The bass we play – even in Super Mazembe – it’s too much traditional. M’Puita is an instrument. It’s like the big drums. . You play like this. It plays bass.Yes its too traditional.. It’s traditional. . It’s made of a cow skin. It’s the music of Kasai. (‘yes more slow’) So where does this bass style come from? Kassongo . So that’s why people think that we took the Benga style – no never.. The bass guitar sound we have now in Mazembe and in Congo it’s more traditional. There’s a stick inside when you’re pulling that stick you get the sound. Like OK I can talk on behalf of Atia our bassist.But I don’t here it in Franco or Tabu Ley’s music? Franco’s bass players are more slow.Have you ever had problems with work permits and immigration in Kenya? When Vundumuna went to Japan was that because of immigration problems? 555 . It’s not a drum.Kassongo .Yes and apparently the Cote d’Ivoire music sounds a bit like Benga. That’s why it goes like Dum Dum Dum. We have the influence of M’ Puita. .Even that fast bubbly bass style you play? Kassongo .

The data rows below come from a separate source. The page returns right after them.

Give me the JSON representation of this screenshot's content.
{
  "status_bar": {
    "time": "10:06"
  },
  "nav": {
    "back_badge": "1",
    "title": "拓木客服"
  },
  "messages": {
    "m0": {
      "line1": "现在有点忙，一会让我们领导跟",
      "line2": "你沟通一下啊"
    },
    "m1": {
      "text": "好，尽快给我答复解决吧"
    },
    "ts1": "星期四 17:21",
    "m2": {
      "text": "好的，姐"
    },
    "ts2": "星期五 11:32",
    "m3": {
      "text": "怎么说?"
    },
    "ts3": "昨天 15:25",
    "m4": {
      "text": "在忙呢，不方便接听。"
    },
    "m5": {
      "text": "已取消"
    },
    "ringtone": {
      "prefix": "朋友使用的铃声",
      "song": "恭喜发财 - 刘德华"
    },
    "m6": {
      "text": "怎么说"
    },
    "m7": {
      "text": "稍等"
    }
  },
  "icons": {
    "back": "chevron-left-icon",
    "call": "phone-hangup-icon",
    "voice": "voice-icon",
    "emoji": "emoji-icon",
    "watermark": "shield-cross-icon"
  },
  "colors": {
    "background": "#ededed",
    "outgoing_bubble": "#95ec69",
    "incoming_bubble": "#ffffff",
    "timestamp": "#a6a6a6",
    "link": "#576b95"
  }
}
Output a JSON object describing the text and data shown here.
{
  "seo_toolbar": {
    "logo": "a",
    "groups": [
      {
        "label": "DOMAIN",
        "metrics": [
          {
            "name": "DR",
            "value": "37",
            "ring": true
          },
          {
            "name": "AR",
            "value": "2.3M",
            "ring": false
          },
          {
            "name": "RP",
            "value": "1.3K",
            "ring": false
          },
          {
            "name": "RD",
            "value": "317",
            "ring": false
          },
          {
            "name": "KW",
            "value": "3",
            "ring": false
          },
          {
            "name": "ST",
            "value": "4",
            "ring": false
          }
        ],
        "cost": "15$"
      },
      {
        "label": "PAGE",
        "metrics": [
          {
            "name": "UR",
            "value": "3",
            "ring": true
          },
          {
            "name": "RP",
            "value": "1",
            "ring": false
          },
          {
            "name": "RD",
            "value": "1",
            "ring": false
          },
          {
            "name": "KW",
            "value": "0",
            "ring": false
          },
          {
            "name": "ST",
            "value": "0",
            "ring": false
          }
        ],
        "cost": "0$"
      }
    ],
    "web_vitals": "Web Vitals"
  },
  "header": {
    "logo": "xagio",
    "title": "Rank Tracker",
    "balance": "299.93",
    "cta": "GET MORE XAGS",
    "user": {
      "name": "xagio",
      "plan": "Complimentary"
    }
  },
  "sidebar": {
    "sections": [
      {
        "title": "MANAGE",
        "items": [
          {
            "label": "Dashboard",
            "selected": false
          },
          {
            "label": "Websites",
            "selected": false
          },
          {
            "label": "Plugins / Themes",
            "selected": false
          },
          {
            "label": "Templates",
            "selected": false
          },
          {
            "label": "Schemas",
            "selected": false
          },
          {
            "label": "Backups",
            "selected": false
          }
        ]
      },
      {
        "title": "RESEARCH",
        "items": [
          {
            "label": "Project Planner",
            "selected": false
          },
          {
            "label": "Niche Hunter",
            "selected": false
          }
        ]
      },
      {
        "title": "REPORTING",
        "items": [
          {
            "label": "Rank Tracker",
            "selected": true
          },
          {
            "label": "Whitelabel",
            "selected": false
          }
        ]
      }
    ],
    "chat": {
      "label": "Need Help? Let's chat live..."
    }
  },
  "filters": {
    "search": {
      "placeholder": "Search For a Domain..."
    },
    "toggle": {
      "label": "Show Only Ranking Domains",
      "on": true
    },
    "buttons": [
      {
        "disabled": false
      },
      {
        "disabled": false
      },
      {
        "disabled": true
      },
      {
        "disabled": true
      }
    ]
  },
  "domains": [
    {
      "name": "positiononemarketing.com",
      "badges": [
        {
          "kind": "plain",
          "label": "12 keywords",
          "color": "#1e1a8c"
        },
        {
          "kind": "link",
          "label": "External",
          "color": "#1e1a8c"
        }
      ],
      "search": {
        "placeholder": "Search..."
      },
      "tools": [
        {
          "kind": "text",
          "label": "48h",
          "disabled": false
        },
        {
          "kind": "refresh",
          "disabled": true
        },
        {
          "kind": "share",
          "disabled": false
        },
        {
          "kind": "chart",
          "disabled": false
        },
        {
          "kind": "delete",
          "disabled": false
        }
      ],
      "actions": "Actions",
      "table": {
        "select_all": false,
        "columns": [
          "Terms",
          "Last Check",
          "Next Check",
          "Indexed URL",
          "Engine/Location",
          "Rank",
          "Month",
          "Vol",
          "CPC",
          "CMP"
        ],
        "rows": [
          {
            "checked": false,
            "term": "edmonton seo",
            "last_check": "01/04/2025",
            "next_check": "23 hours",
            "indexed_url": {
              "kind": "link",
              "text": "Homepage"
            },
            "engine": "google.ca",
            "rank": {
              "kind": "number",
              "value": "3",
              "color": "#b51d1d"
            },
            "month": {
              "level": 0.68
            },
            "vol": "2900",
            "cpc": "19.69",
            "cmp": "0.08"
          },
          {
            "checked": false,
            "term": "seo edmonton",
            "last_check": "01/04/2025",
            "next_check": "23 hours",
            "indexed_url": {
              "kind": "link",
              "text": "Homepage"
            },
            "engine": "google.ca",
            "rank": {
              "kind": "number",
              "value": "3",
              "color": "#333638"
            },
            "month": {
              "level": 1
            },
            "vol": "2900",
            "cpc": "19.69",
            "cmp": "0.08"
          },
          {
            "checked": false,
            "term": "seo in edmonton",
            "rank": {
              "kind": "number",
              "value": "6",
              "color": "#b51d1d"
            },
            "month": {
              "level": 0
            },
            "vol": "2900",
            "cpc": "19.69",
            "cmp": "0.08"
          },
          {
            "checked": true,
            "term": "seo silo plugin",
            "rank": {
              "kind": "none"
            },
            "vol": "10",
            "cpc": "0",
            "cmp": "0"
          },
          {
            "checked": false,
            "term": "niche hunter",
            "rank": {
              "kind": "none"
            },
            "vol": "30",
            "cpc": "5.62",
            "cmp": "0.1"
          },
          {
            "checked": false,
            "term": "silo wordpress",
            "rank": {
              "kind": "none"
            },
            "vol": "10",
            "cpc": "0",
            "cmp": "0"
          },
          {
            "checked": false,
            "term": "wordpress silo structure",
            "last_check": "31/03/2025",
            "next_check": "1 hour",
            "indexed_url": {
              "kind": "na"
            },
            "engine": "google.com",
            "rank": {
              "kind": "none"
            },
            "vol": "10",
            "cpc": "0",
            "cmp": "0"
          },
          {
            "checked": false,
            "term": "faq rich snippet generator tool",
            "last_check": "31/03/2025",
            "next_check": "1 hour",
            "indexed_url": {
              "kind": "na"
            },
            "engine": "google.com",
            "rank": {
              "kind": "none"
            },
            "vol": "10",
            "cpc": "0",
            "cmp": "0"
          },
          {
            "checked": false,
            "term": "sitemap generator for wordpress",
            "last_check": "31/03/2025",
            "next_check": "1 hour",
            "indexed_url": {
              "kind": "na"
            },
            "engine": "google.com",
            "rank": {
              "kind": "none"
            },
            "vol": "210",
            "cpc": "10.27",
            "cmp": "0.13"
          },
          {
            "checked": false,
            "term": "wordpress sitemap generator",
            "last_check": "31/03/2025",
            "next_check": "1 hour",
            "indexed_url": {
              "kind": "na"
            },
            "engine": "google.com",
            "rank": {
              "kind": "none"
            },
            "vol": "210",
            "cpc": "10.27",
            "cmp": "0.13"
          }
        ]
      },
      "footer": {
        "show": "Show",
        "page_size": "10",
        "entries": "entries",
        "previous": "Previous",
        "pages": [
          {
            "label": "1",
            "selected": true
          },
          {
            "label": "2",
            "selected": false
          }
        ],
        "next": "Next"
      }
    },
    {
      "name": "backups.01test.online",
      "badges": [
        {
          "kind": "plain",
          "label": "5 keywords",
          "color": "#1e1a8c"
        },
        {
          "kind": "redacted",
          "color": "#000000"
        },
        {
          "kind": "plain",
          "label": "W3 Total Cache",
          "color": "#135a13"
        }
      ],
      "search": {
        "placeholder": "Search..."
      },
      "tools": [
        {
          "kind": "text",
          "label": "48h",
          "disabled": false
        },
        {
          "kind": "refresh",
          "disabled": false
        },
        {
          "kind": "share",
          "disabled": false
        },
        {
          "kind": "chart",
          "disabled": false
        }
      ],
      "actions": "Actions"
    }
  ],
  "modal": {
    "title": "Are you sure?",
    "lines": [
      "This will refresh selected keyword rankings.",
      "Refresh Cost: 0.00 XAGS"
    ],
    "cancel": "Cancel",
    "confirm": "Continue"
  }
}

We used to get enough. I was playing with Maquis du Zaire in Dar es Salaam and he called me to come to Nairobi to come and work with him in Baba National. (In the 1980s Swahili Gospel with Moi’s sponsorship. So we could say we put one record in the market and live off that royalty.They just got a contract with the same company I work with.In the seventies we used to sell a lot of records. Before that there were a lot of those gramophones. which were cheaper – everybody could 492 For the story of the rise of Kenyan Swahili Gospel see Kidula (2000).So you’ve never had any problems from Kenyan people or the